The study, "Internet 8: Advertising vs. Subscription - Which Streaming Model Will Win?" reports that the proportion of those who have clicked on a banner ad in the last month dropped from 31 percent in January 2000 to 14 percent in January 2002. Moreover, many respondents to the survey said that banner ads are more annoying than both on-line audio or video ads.
In Ireland, advertisers spent in excess of EUR1.5 million on the Web in the third quarter of 2001, according to the most recent data from the Interactive Advertising Bureau of Ireland (IAB Ireland), accounting for less than one percent of total media spend in this country.
In February of 2002, The Interactive Advertising Bureau in the US said it would release new standards for on-line ads in an attempt to jumpstart the flagging industry. Internet advertising in the United States declined 4.1 percent in the third quarter of 2001, totalling USD1.792 billion from USD1.868 billion in Q2. For the first nine months of 2001 revenue came to USD5.55 billion, compared to USD6.06 billion for the first three quarters of 2000, down 8.4 percent according to IAB figures.
The Arbitron research found that approximately nine million consumers who have listened to Internet audio said they would be willing to pay a small fee to listen to the one audio channel they listen to most on-line. The study also revealed that four in 10 audio "streamies" -- those who have listened to Internet audio -- would be willing to pay a small fee for commercial-free content, high-quality audio or content they can not find anywhere else.
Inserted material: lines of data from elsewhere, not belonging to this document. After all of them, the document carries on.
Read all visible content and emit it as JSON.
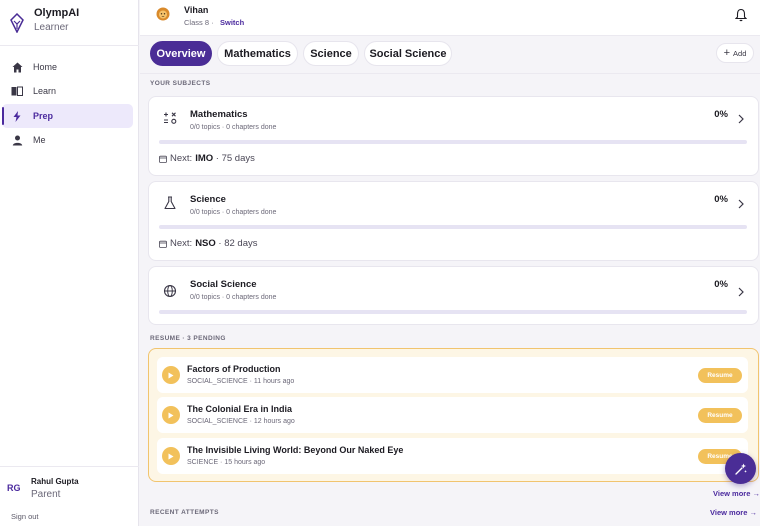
{
  "brand": {
    "name": "OlympAI",
    "subtitle": "Learner"
  },
  "nav": [
    {
      "label": "Home",
      "icon": "home-icon",
      "active": false
    },
    {
      "label": "Learn",
      "icon": "book-icon",
      "active": false
    },
    {
      "label": "Prep",
      "icon": "bolt-icon",
      "active": true
    },
    {
      "label": "Me",
      "icon": "person-icon",
      "active": false
    }
  ],
  "user": {
    "initials": "RG",
    "name": "Rahul Gupta",
    "role": "Parent",
    "signout": "Sign out"
  },
  "profile": {
    "name": "Vihan",
    "class": "Class 8",
    "separator": "·",
    "switch": "Switch"
  },
  "tabs": [
    "Overview",
    "Mathematics",
    "Science",
    "Social Science"
  ],
  "add_label": "Add",
  "sections": {
    "subjects": "YOUR SUBJECTS",
    "resume": "RESUME · 3 PENDING",
    "recent": "RECENT ATTEMPTS"
  },
  "subjects": [
    {
      "title": "Mathematics",
      "meta": "0/0 topics · 0 chapters done",
      "percent": "0%",
      "progress": 0,
      "next_label": "Next:",
      "next_exam": "IMO",
      "next_days": "· 75 days",
      "icon": "math-operators-icon"
    },
    {
      "title": "Science",
      "meta": "0/0 topics · 0 chapters done",
      "percent": "0%",
      "progress": 0,
      "next_label": "Next:",
      "next_exam": "NSO",
      "next_days": "· 82 days",
      "icon": "flask-icon"
    },
    {
      "title": "Social Science",
      "meta": "0/0 topics · 0 chapters done",
      "percent": "0%",
      "progress": 0,
      "icon": "globe-icon"
    }
  ],
  "resume": [
    {
      "title": "Factors of Production",
      "meta": "SOCIAL_SCIENCE · 11 hours ago",
      "button": "Resume"
    },
    {
      "title": "The Colonial Era in India",
      "meta": "SOCIAL_SCIENCE · 12 hours ago",
      "button": "Resume"
    },
    {
      "title": "The Invisible Living World: Beyond Our Naked Eye",
      "meta": "SCIENCE · 15 hours ago",
      "button": "Resume"
    }
  ],
  "view_more": "View more →",
  "colors": {
    "accent": "#4a2d96",
    "resume_accent": "#f2c15b",
    "progress_track": "#e6e3f3"
  }
}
"This study presents important evidence about the consumer's willingness to pay a subscription fee for streaming content," said Bill Rose, vice president and general manager, Arbitron Webcast Services. "For streaming subscription models to be successful, however, content providers must follow the time-tested model of offering something extra to the consumer: no commercials and great, exclusive content."
The study also shows significant growth in the regular use of on-line audio and video with many respondents citing unique content as the main draw. Overall, approximately 80 million Americans age 12 and older reported having ever accessed streaming audio or video on-line. Interestingly the age composition of those who listen or watch on-line in the past month has become remarkably balanced among all age groups from 12 to 54 years old.
"The streaming media business sector has experienced growing pains in recent months, and it is facing new controversies regarding digital rights fees," said Larry Rosin, president of Edison Media Research. "Despite these issues, consumers continue to use streaming media in record numbers."
Other findings the report highlighted include the number of Americans who have purchased on-line has tripled in three years, increasing from 13 percent in January 1999 to 40 percent in January 2002. Furthermore, more than one in five Americans have made on-line buying a regular habit.
The survey was conducted in January 2002 and consisted of 2,508 telephone interviews with a randomly selected national sample of Arbitron's Fall 2001 radio diary keepers. Since 1998, Arbitron and Edison Media Research have conducted bi-annual studies of the Internet and streaming media.